chromosome = cytoband$chromosome xrange = c(cytoband$chr.len, cytoband\$chr.len[c("chr1", "chr2")])
normal_chr_index = 1:24
zoomed_chr_index = 25:26

# normalize in normal chromsomes and zoomed chromosomes separately
sector.width = c(xrange[normal_chr_index] / sum(xrange[normal_chr_index]),
xrange[zoomed_chr_index] / sum(xrange[zoomed_chr_index])) 

The extended cytoband data which is in form of a data frame is sent to circos.initializeWithIdeogram(). You can see the ideograms for chromosome 1 and 2 are zoomed (Figure 8.7).

circos.par(start.degree = 90)
circos.initializeWithIdeogram(extend_chromosomes(cytoband_df, c("chr1", "chr2")),
sector.width = sector.width)

bed = generateRandomBed(500)
circos.genomicTrack(extend_chromosomes(bed, c("chr1", "chr2")),
panel.fun = function(region, value, ...) {
circos.genomicPoints(region, value, pch = 16, cex = 0.3)
})

Add a link from original chromosome to the zoomed chromosome (Figure 8.7).
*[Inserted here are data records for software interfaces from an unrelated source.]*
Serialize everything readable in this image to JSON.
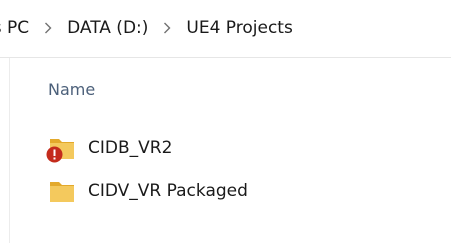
{
  "breadcrumb": {
    "items": [
      "is PC",
      "DATA (D:)",
      "UE4 Projects"
    ]
  },
  "list": {
    "column_header": "Name",
    "items": [
      {
        "name": "CIDB_VR2",
        "icon": "folder-icon",
        "status_icon": "error-icon"
      },
      {
        "name": "CIDV_VR Packaged",
        "icon": "folder-icon"
      }
    ]
  },
  "colors": {
    "folder": "#f4c95d",
    "folder_dark": "#e3a92b",
    "error": "#c42b1c",
    "header_text": "#4c607a"
  }
}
circos.link("chr1", get.cell.meta.data("cell.xlim", sector.index = "chr1"),
"zoom_chr1", get.cell.meta.data("cell.xlim", sector.index = "zoom_chr1"),
col = "#00000020", border = NA)
circos.clear()